      • found: Google, 10-26-00(In 1928 under the influence of the Committee and Society for settlement of Jews, the Soviet Government issued declaration to perform vast area near the Amur river for Jewish settlers. In 1930 Birobidzhan district was set up, and four years later in May 1934 it was reorganized into the Jewish Autonomous Region. In this way in the Russian Far East the first Jewish national state formation was organized. Nowadays, the Jewish Autonomous Region is a constitutional subject of Russian Federation and has legal rights to govern the property in the territory of the Region.
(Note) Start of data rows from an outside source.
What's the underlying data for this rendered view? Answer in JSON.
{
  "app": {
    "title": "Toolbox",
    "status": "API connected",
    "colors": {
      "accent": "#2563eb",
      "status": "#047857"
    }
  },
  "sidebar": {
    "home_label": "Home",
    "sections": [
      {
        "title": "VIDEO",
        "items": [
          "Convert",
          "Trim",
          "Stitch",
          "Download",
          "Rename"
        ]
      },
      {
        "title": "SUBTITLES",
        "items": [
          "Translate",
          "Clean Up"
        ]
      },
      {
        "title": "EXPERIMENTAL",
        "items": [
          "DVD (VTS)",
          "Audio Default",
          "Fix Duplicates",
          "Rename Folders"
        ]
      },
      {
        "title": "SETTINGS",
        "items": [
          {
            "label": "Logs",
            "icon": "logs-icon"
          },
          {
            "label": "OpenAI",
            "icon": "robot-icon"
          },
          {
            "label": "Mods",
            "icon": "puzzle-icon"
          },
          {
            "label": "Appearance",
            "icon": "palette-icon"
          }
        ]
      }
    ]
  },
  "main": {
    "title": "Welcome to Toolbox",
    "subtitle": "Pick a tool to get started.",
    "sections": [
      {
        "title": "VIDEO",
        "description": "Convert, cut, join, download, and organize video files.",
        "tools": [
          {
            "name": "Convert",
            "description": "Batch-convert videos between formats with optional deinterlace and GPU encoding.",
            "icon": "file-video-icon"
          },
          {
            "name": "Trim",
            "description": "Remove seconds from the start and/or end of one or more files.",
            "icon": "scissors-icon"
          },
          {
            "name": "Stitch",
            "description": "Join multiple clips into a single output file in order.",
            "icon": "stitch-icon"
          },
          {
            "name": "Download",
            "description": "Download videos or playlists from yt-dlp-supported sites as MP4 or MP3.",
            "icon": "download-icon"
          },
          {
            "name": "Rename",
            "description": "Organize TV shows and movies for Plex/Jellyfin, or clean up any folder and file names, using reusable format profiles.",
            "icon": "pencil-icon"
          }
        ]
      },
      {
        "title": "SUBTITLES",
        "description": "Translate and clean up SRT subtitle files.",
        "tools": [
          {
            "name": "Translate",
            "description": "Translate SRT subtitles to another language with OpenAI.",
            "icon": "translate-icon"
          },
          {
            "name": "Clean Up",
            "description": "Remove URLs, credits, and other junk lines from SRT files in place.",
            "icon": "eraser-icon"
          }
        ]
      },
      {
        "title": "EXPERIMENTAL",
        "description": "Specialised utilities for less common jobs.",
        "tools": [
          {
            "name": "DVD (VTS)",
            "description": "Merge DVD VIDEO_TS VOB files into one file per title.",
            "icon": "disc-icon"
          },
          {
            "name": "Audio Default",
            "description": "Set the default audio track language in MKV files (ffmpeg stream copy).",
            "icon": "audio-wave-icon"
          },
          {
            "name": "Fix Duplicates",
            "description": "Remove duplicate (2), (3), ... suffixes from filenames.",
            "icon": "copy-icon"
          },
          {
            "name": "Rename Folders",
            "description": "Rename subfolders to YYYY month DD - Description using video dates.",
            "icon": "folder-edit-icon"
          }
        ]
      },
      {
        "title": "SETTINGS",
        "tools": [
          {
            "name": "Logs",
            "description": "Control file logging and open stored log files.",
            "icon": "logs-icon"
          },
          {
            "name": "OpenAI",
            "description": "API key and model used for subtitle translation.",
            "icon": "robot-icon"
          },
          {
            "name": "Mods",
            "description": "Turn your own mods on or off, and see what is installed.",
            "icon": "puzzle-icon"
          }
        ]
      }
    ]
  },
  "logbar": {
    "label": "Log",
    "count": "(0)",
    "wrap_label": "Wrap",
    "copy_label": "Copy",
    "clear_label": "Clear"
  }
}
The Region has 5 districts, 2 cities, 12 towns and 47 villages. The region covers 36.3 square kilometers area. Birobidzhan is the administrative, economic and cultural center of the JAR with the population - more than 84 thousand people. The distance from Birobidzhan to Moscow - 8361 km.)
      • found: Evreĭskai︠a︡ avtonomnai︠a︡ oblastʹ, 1994:t.p. (Evreĭskai︠a︡ avtonomnai︠a︡ oblastʹ; Jewish Autonomous Region) p. 4 (EAO; JAR) p. 4 of cover (Yidishe avtonome gegnt)
    • Change Notes

      • 1983-09-27: new
      • 2010-05-16: revised
    • Alternate Formats